Citing PatentFiling datePublication dateApplicantTitle
US3314786 *Aug 14, 1964Apr 18, 1967Nat Res CorpElectrical materials and devices
US3366513 *Feb 15, 1965Jan 30, 1968Imp Metal Ind Kynoch LtdHeat treatment of niobium alloys
US3395012 *Nov 8, 1965Jul 30, 1968Birmingham Small Arms Co LtdNiobium alloys
US3607251 *Apr 18, 1969Sep 21, 1971Ostermann Friedrich GMolybdenum in carbon containing niobium-base alloys

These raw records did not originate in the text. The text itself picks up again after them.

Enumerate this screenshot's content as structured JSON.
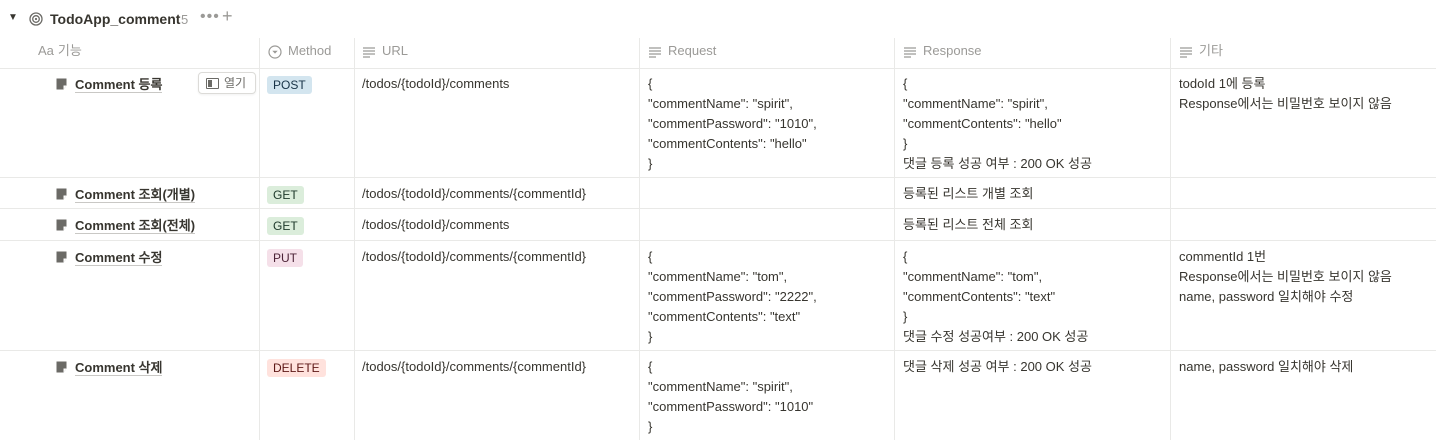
{
  "database": {
    "title": "TodoApp_comment",
    "count": "5"
  },
  "columns": {
    "name": "기능",
    "name_prefix": "Aa",
    "method": "Method",
    "url": "URL",
    "request": "Request",
    "response": "Response",
    "etc": "기타"
  },
  "open_label": "열기",
  "rows": [
    {
      "name": "Comment 등록",
      "method": "POST",
      "url": "/todos/{todoId}/comments",
      "request": "{\n\"commentName\": \"spirit\",\n\"commentPassword\": \"1010\",\n\"commentContents\": \"hello\"\n}",
      "response": "{\n\"commentName\": \"spirit\",\n\"commentContents\": \"hello\"\n}\n댓글 등록 성공 여부 : 200 OK 성공",
      "etc": "todoId 1에 등록\nResponse에서는 비밀번호 보이지 않음"
    },
    {
      "name": "Comment 조회(개별)",
      "method": "GET",
      "url": "/todos/{todoId}/comments/{commentId}",
      "request": "",
      "response": "등록된 리스트 개별 조회",
      "etc": ""
    },
    {
      "name": "Comment 조회(전체)",
      "method": "GET",
      "url": "/todos/{todoId}/comments",
      "request": "",
      "response": "등록된 리스트 전체 조회",
      "etc": ""
    },
    {
      "name": "Comment 수정",
      "method": "PUT",
      "url": "/todos/{todoId}/comments/{commentId}",
      "request": "{\n\"commentName\": \"tom\",\n\"commentPassword\": \"2222\",\n\"commentContents\": \"text\"\n}",
      "response": "{\n\"commentName\": \"tom\",\n\"commentContents\": \"text\"\n}\n댓글 수정 성공여부 : 200 OK 성공",
      "etc": "commentId 1번\nResponse에서는 비밀번호 보이지 않음\nname, password 일치해야 수정"
    },
    {
      "name": "Comment 삭제",
      "method": "DELETE",
      "url": "/todos/{todoId}/comments/{commentId}",
      "request": "{\n\"commentName\": \"spirit\",\n\"commentPassword\": \"1010\"\n}",
      "response": "댓글 삭제 성공 여부 : 200 OK 성공",
      "etc": "name, password 일치해야 삭제"
    }
  ],
  "method_colors": {
    "POST": {
      "bg": "#d3e5ef",
      "fg": "#183347"
    },
    "GET": {
      "bg": "#dbeddb",
      "fg": "#1c3829"
    },
    "PUT": {
      "bg": "#f5e0e9",
      "fg": "#4c2337"
    },
    "DELETE": {
      "bg": "#ffe2dd",
      "fg": "#5d1715"
    }
  }
}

US3974001 *Oct 9, 1974Aug 10, 1976Institut Dr. Ing. Reinhard Straumann, A.G.Paramagnetic alloy
US6238491 *May 5, 1999May 29, 2001Davitech, Inc.Niobium-titanium-zirconium-molybdenum (nbtizrmo) alloys for dental and other medical device applications
US7727273 *Jan 13, 2005Jun 1, 2010Boston Scientific Scimed, Inc.Medical devices and methods of making the same
US7938854 *May 20, 2010May 10, 2011Boston Scientific Scimed, Inc.Medical devices and methods of making the same
WO2000068448A1 *Apr 28, 2000Nov 16, 2000Davitech IncNb-Ti-Zr-Mo ALLOYS FOR MEDICAL AND DENTAL DEVICES
Classifications
U.S. Classification148/668, 420/426
International ClassificationC22F1/18, C22C27/02, C22C32/00, C22C27/00
Cooperative ClassificationC22F1/18, C22C32/0047, C22C32/0031, C22C27/02
European ClassificationC22F1/18, C22C32/00C6, C22C27/02, C22C32/00D